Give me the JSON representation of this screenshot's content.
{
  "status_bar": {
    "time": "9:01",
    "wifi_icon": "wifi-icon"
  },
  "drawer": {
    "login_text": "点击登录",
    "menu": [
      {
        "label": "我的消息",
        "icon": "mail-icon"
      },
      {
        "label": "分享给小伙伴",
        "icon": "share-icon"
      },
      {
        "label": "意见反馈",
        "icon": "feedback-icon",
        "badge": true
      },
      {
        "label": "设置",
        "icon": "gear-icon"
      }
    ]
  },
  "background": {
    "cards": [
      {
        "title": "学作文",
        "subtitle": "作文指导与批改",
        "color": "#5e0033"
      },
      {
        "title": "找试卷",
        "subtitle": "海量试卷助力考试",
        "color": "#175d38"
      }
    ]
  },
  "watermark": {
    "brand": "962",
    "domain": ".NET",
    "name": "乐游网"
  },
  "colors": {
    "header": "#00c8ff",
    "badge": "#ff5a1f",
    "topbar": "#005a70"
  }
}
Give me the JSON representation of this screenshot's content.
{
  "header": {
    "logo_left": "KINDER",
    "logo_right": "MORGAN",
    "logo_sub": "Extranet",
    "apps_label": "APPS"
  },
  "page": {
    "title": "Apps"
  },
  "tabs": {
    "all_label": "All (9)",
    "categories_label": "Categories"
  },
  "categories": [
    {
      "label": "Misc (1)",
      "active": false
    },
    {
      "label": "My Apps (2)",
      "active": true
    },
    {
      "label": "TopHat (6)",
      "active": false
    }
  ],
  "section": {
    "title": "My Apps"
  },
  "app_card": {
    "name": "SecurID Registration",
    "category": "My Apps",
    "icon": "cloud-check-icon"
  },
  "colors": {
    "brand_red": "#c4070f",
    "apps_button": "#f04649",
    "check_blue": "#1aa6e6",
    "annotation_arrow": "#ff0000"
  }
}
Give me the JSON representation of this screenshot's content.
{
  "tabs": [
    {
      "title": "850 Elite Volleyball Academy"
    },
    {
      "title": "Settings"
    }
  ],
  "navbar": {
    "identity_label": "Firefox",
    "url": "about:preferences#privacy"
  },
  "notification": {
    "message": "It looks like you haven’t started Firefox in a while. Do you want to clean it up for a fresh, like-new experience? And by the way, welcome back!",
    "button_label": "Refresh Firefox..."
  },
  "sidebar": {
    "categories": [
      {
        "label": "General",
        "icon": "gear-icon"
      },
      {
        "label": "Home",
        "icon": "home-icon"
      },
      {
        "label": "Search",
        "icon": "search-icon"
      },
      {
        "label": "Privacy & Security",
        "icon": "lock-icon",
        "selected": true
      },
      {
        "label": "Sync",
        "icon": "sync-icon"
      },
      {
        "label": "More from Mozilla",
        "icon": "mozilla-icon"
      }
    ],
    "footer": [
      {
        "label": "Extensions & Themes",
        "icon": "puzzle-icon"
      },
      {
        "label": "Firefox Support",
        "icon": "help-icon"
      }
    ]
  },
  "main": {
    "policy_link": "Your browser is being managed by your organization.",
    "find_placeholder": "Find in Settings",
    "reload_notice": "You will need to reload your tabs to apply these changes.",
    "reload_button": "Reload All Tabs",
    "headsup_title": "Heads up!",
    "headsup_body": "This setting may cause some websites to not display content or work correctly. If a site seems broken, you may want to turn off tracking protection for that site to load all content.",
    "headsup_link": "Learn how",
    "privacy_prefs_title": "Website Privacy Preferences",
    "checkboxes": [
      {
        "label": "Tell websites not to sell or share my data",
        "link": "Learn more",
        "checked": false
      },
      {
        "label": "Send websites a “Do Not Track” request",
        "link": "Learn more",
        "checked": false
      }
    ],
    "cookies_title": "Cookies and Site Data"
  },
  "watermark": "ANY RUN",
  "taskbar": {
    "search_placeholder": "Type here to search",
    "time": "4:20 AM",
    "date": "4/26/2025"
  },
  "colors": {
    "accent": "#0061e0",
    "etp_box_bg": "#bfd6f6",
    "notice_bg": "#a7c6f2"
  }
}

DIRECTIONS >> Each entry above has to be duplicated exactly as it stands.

OUTPUT OF THE EXERCISE >>
Give me the JSON representation of this screenshot's content.
{
  "status_bar": {
    "time": "9:01",
    "wifi_icon": "wifi-icon"
  },
  "drawer": {
    "login_text": "点击登录",
    "menu": [
      {
        "label": "我的消息",
        "icon": "mail-icon"
      },
      {
        "label": "分享给小伙伴",
        "icon": "share-icon"
      },
      {
        "label": "意见反馈",
        "icon": "feedback-icon",
        "badge": true
      },
      {
        "label": "设置",
        "icon": "gear-icon"
      }
    ]
  },
  "background": {
    "cards": [
      {
        "title": "学作文",
        "subtitle": "作文指导与批改",
        "color": "#5e0033"
      },
      {
        "title": "找试卷",
        "subtitle": "海量试卷助力考试",
        "color": "#175d38"
      }
    ]
  },
  "watermark": {
    "brand": "962",
    "domain": ".NET",
    "name": "乐游网"
  },
  "colors": {
    "header": "#00c8ff",
    "badge": "#ff5a1f",
    "topbar": "#005a70"
  }
}
Give me the JSON representation of this screenshot's content.
{
  "header": {
    "logo_left": "KINDER",
    "logo_right": "MORGAN",
    "logo_sub": "Extranet",
    "apps_label": "APPS"
  },
  "page": {
    "title": "Apps"
  },
  "tabs": {
    "all_label": "All (9)",
    "categories_label": "Categories"
  },
  "categories": [
    {
      "label": "Misc (1)",
      "active": false
    },
    {
      "label": "My Apps (2)",
      "active": true
    },
    {
      "label": "TopHat (6)",
      "active": false
    }
  ],
  "section": {
    "title": "My Apps"
  },
  "app_card": {
    "name": "SecurID Registration",
    "category": "My Apps",
    "icon": "cloud-check-icon"
  },
  "colors": {
    "brand_red": "#c4070f",
    "apps_button": "#f04649",
    "check_blue": "#1aa6e6",
    "annotation_arrow": "#ff0000"
  }
}
Give me the JSON representation of this screenshot's content.
{
  "tabs": [
    {
      "title": "850 Elite Volleyball Academy"
    },
    {
      "title": "Settings"
    }
  ],
  "navbar": {
    "identity_label": "Firefox",
    "url": "about:preferences#privacy"
  },
  "notification": {
    "message": "It looks like you haven’t started Firefox in a while. Do you want to clean it up for a fresh, like-new experience? And by the way, welcome back!",
    "button_label": "Refresh Firefox..."
  },
  "sidebar": {
    "categories": [
      {
        "label": "General",
        "icon": "gear-icon"
      },
      {
        "label": "Home",
        "icon": "home-icon"
      },
      {
        "label": "Search",
        "icon": "search-icon"
      },
      {
        "label": "Privacy & Security",
        "icon": "lock-icon",
        "selected": true
      },
      {
        "label": "Sync",
        "icon": "sync-icon"
      },
      {
        "label": "More from Mozilla",
        "icon": "mozilla-icon"
      }
    ],
    "footer": [
      {
        "label": "Extensions & Themes",
        "icon": "puzzle-icon"
      },
      {
        "label": "Firefox Support",
        "icon": "help-icon"
      }
    ]
  },
  "main": {
    "policy_link": "Your browser is being managed by your organization.",
    "find_placeholder": "Find in Settings",
    "reload_notice": "You will need to reload your tabs to apply these changes.",
    "reload_button": "Reload All Tabs",
    "headsup_title": "Heads up!",
    "headsup_body": "This setting may cause some websites to not display content or work correctly. If a site seems broken, you may want to turn off tracking protection for that site to load all content.",
    "headsup_link": "Learn how",
    "privacy_prefs_title": "Website Privacy Preferences",
    "checkboxes": [
      {
        "label": "Tell websites not to sell or share my data",
        "link": "Learn more",
        "checked": false
      },
      {
        "label": "Send websites a “Do Not Track” request",
        "link": "Learn more",
        "checked": false
      }
    ],
    "cookies_title": "Cookies and Site Data"
  },
  "watermark": "ANY RUN",
  "taskbar": {
    "search_placeholder": "Type here to search",
    "time": "4:20 AM",
    "date": "4/26/2025"
  },
  "colors": {
    "accent": "#0061e0",
    "etp_box_bg": "#bfd6f6",
    "notice_bg": "#a7c6f2"
  }
}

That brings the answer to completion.